But maybe there is no time, however strong our wish to put off the ruin. The crisis will come, the crisis is coming, the crisis is already upon us. In the case of Obama, the crisis will take the form of explicitly leftist and anti-American programs and policies. In the case of McCain, it will take the form of the fatal hollowing out of whatever remains of conservatism, softening us up even further for when a leftist Democrat is elected in four or eight years. So if there is to be a crisis, it seems to me that it would be better to let it come now, rather than later. If we fail, we fail. But if we fail, we would surely have failed anyway, and a McCain presidency would not have changed that, but would only make the ultimate failure more likely.
[end of quote]
Now I finally understand our ongoing difference on this—we were arguing from diametrically opposed premises. I was assuming that no other Democrat was like Obama.
Most significantly, his racial views are far more bound up with his identity than is true of other Democrats. So as most of the left-wing agenda disproportionately benefits blacks, he would be more inclined to support, implement and extend it wherever possible than a white POTUS would have been. Steve Sailer really hit home with me when he said that Obama was first and foremost about redistributing wealth from whites to blacks.
So far, I’ve been able to apply that to everything Obama has done. His three big concerns—health care, education and clean energy—all disproportionately benefit blacks. He’s perfectly willing to let white Middle America think universal health care shows his concern for the white factory worker whose injury requires long-term therapy. But my bet is that Obama’s real concern is with all the health problems that afflict blacks disproportionately: AIDS, obesity, high BP, Type II diabetes, etc. Because these health problems require long-term care and because blacks are non-compliant about following medical advice, lots of money is needed for their health care. Education—that’s a no-brainer (and will continue to be so as long as Obama has his way.) Clean energy had me puzzled. I suspect more blacks than white get help with their utility bills so I didn’t see how clean energy really benefitted them. Then I heard on the news that “cap and trade” energy proposal would amount to one of the biggest ever redistribution of wealth from First World to Third World countries. Bingo! I believe Obama cares more about black Africans (who, after all, are “his” people) than he does about white Americans (who weren’t his mother’s people and probably aren’t his, either.) So even the energy policy makes sense in light of Sailer’s analysis. Even his curt nod to Queen Elizabeth, the white head of state of our closest ally versus his deep bow to the Saudi king, America’s adversary, was, I think, deliberately done to signal to nonwhites where his real loyalties lay.
Most white politicos, whether left or right, are about power. Obama is about power and race—and not just as part of his political persona designed to appeal to the left, either. Obama is really about race.

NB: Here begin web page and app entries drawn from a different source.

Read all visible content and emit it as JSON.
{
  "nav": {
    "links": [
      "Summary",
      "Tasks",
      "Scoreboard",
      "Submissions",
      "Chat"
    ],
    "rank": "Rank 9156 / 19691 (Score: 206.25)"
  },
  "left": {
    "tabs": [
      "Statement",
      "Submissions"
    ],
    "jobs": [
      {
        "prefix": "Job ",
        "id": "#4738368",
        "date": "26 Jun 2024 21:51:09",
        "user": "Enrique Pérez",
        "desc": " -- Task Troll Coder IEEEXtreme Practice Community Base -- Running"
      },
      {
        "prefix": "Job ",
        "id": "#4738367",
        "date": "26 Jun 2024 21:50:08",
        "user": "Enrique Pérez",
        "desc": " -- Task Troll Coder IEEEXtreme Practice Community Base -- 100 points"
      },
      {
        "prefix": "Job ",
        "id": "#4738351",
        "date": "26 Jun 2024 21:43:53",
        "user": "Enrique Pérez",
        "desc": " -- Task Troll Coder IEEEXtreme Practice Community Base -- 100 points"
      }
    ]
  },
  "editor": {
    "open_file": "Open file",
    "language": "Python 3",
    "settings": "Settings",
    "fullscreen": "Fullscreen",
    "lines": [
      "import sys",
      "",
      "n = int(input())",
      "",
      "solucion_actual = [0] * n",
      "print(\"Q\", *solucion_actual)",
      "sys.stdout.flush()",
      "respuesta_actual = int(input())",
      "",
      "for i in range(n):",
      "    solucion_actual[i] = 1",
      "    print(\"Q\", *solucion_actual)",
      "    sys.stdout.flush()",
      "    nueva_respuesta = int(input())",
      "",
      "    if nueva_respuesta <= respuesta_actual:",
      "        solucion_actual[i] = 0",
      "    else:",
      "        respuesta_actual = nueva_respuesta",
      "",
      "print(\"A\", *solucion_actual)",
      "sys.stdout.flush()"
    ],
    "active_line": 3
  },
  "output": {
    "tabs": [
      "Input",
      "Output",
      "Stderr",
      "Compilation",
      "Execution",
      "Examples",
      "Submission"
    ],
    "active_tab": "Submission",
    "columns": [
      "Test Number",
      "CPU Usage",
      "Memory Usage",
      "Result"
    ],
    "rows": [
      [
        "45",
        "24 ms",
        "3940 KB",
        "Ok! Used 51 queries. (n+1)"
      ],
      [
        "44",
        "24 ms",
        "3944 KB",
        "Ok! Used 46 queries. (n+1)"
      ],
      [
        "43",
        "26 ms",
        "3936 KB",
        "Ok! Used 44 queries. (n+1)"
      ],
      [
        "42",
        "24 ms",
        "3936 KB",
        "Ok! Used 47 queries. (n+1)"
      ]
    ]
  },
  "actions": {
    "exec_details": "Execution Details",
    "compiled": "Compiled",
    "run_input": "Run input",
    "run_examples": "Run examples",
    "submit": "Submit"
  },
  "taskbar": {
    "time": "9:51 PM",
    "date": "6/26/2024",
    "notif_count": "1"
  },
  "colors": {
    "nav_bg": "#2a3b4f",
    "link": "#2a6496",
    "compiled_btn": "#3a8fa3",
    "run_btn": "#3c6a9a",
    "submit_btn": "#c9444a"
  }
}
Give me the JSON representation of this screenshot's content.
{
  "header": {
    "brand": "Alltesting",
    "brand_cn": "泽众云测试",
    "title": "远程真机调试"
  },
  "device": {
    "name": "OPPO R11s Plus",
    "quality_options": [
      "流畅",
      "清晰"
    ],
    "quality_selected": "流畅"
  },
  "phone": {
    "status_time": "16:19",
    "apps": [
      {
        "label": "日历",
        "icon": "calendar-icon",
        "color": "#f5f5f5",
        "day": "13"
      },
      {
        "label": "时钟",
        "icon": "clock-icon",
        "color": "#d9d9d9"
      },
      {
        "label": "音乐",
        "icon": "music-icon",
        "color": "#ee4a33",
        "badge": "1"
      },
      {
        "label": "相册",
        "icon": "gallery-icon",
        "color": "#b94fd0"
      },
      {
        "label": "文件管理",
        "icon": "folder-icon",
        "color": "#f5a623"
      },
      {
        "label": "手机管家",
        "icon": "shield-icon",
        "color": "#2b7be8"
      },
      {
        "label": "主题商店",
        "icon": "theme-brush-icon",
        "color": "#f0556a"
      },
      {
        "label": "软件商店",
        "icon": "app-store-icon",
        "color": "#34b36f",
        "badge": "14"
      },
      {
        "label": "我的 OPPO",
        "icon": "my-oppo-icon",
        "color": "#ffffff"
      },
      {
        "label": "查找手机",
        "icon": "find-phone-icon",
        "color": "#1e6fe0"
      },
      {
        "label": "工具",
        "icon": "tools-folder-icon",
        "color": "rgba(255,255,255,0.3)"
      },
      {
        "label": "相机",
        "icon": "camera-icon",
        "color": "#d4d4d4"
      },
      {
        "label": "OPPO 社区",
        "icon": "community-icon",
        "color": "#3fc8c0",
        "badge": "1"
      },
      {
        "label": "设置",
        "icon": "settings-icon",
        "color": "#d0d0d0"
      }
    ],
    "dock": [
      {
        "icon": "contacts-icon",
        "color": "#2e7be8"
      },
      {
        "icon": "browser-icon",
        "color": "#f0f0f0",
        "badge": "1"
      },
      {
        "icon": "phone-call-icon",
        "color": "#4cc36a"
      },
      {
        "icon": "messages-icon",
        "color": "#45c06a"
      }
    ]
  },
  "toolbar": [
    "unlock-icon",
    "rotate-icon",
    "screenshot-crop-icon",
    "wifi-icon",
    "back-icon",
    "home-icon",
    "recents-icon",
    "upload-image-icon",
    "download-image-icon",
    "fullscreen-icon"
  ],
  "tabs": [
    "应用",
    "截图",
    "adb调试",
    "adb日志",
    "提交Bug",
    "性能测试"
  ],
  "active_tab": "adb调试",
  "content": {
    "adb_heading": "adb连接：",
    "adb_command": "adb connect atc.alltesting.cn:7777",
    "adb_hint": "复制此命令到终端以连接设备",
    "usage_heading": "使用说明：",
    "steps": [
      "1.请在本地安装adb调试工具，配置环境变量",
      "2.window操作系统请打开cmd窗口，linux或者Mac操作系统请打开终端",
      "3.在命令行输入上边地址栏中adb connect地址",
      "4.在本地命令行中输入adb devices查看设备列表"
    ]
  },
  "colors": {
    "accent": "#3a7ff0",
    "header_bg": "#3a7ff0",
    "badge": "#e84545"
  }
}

And that makes him different from—and vastly more dangerous than—any white Democratic president could have been.
Yes, but the things you are pointing to do not necessary mean that Obama would be able to cause grave and permanent damage to America, or to do so in a way that would surpass what other Democratic presidents might do. We all knew that Obama was extremely objectionable. The practical question was, how objectionable, how harmful would he actually be? Also, again, the rest of the country still has the ability to oppose him and possibly stop his worst measures.
Posted by Lawrence Auster at April 24, 2009 06:07 PM | Send